Another interesting finding: Patients’ daughters are much more likely to care for patients than sons. More than half of the surrogates (59%) were daughters, compared to 25% who were sons and 21% who were spouses.
“There have not been a lot of data on surrogates in the inpatient setting,” Dr. Torke says, “but we know from the caregiving literature that most caregivers in the outpatient setting tend to be daughters. It is not surprising that most of the people making decisions in the hospital are also the daughters.”

New ways to communicate
Also not a surprise: Patients who needed decision-making help from surrogates tended to be sicker and have more complex conditions than other patients. Dr. Torke says the need for a surrogate makes these patients exponentially more difficult to manage.

“It is more complicated to make decisions when you are working with a surrogate,” Dr. Torke explains. “The whole hospital is set up for patients who can give their own histories and make their own decisions.”

“Physicians and their clinical teams walk around seeing patients and expect to make decisions right there during rounds,” she continues. “But the reality is that family members may or may not be there during rounds. They have jobs or other commitments and cannot be at the hospital, so the way things are set up is not really conducive to surrogate decision-making.”

For Dr. Torke, the study results are a clear sign that hospitals need to find new ways to communicate with surrogate decision-makers.

“There should be an expectation that the surrogate decision-maker will be called on a regular basis, possibly even daily, to be updated about the clinical situation and ensure that decisions are made,” she says. “We know that family members sometimes feel that they have trouble getting hold of their physicians to get updates and that they are getting information erratically. The hospital structure does not have a built-in mechanism for getting in touch with family members and keeping them up to date.”

In another study that Dr. Torke was part of, researchers talked to 35 surrogate decision-makers and found that most really appreciated frequent information. “They could tell amazing stories about both when they received information about their loved ones and how awful it was when they did not receive information,” she points out. “One thing we took away from that study was that surrogate decision-makers really value regular updates.”

Needed: system solutions
Dr. Torke wants to be clear about one thing: She doesn’t think that hospitalists need to work yet another phone call into their already-packed schedule, reaching out to surrogates.

“No one should think that this is a simple problem that is another task that falls on the shoulders of the hospitalist,” Dr. Torke explains. “This is a structural issue. This has to be something that the system does.”
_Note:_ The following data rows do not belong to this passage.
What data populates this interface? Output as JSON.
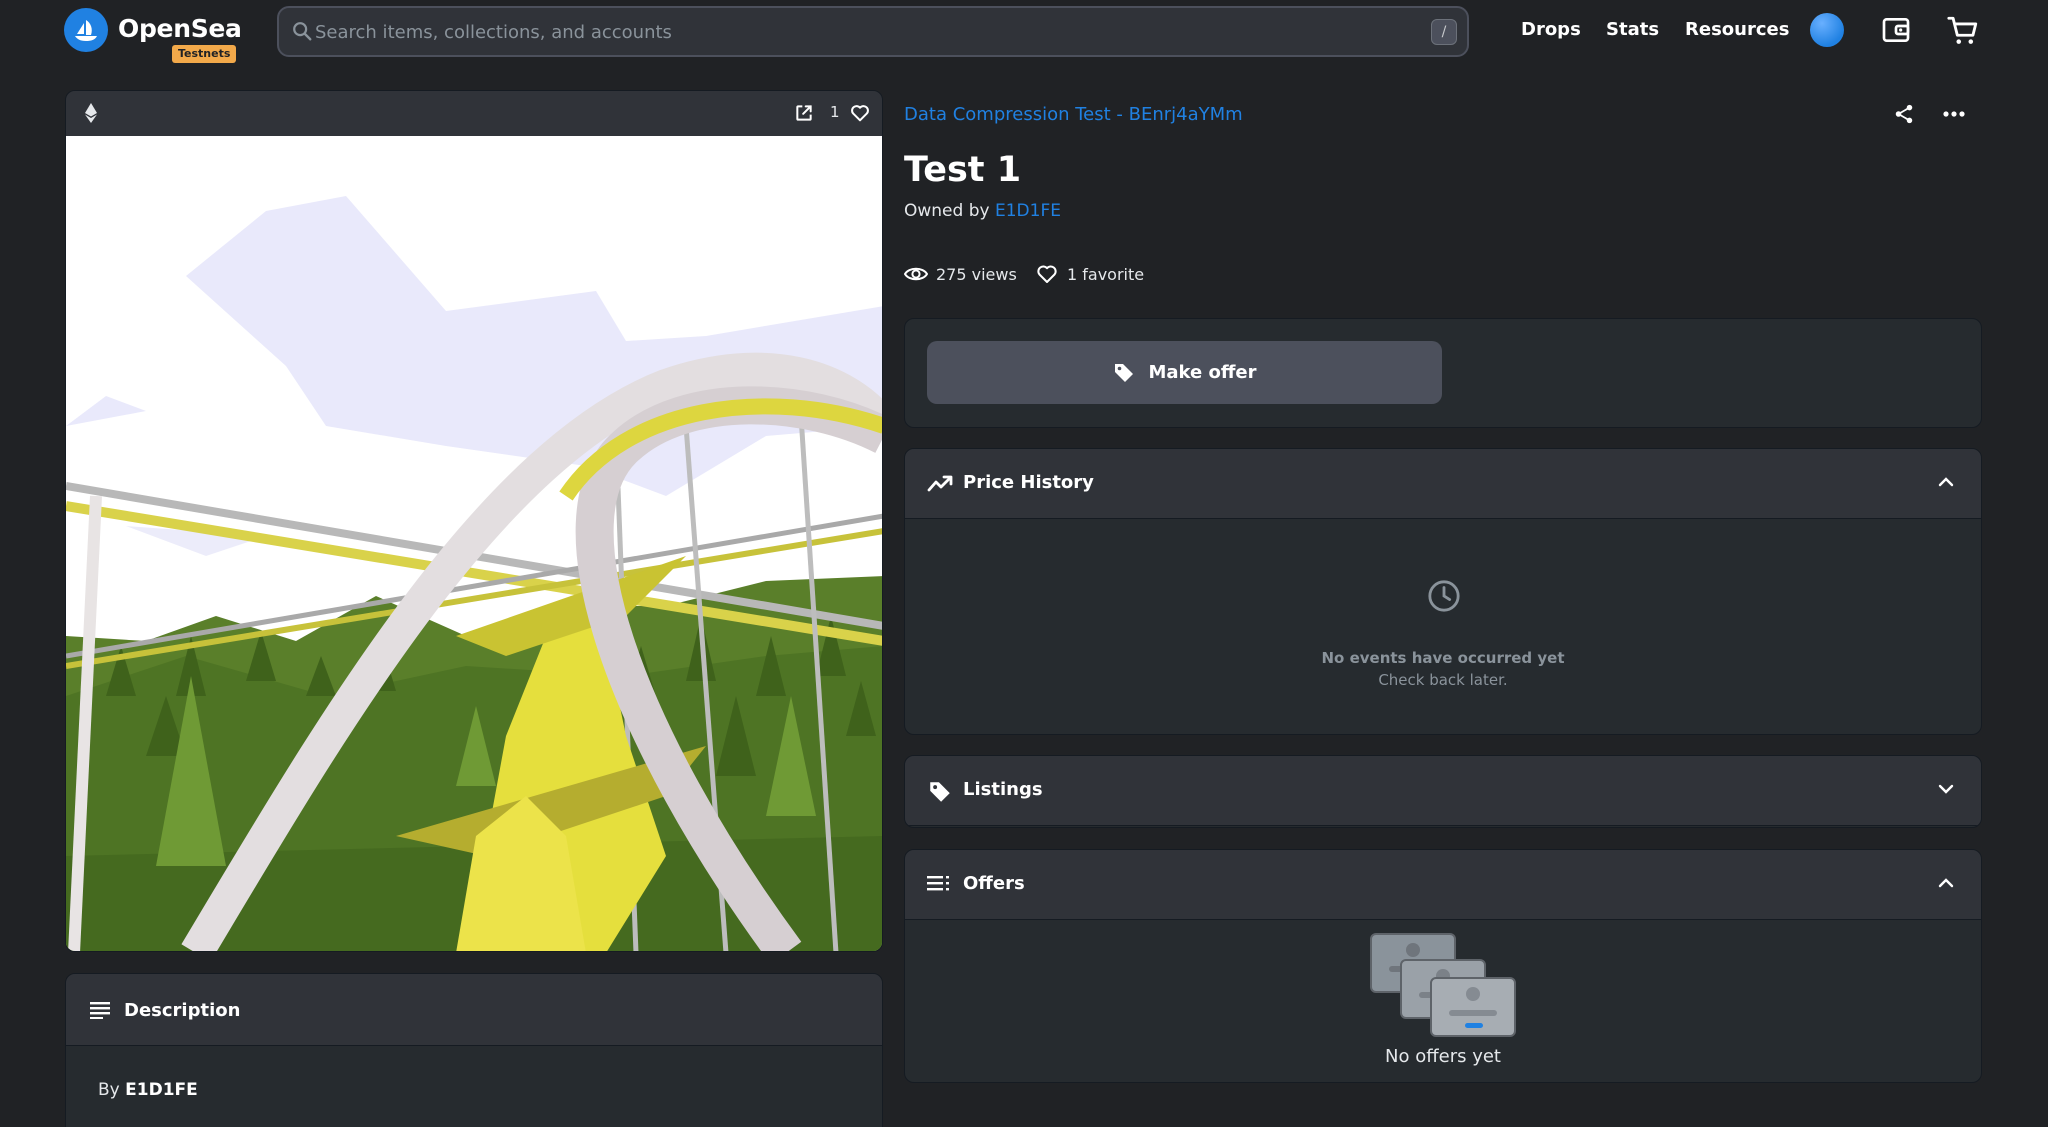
{
  "header": {
    "brand": "OpenSea",
    "network_badge": "Testnets",
    "search_placeholder": "Search items, collections, and accounts",
    "search_shortcut": "/",
    "nav": [
      "Drops",
      "Stats",
      "Resources"
    ]
  },
  "media": {
    "favorites_count": "1"
  },
  "description": {
    "title": "Description",
    "by_prefix": "By",
    "creator": "E1D1FE"
  },
  "item": {
    "collection": "Data Compression Test - BEnrj4aYMm",
    "title": "Test 1",
    "owned_by_prefix": "Owned by",
    "owner": "E1D1FE",
    "views": "275 views",
    "favorites": "1 favorite"
  },
  "actions": {
    "make_offer": "Make offer"
  },
  "panels": {
    "price_history": {
      "title": "Price History",
      "empty_title": "No events have occurred yet",
      "empty_sub": "Check back later."
    },
    "listings": {
      "title": "Listings"
    },
    "offers": {
      "title": "Offers",
      "empty": "No offers yet"
    }
  },
  "colors": {
    "accent": "#2081e2",
    "background": "#202225",
    "panel": "#262b2f",
    "testnets_badge": "#f2a94a"
  }
}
She points out that data have found that surrogate decision-makers don’t want to hear from only physicians.

“Something we learned from another study in which we interviewed surrogate decision-makers is that they appreciate contact from many members of the health care team,” Dr. Torke says. “It does not have to necessarily be the physician who makes the call. This is something that could be shared among the multidisciplinary team.”

Edward Doyle is Editor of Today’s Hospitalist.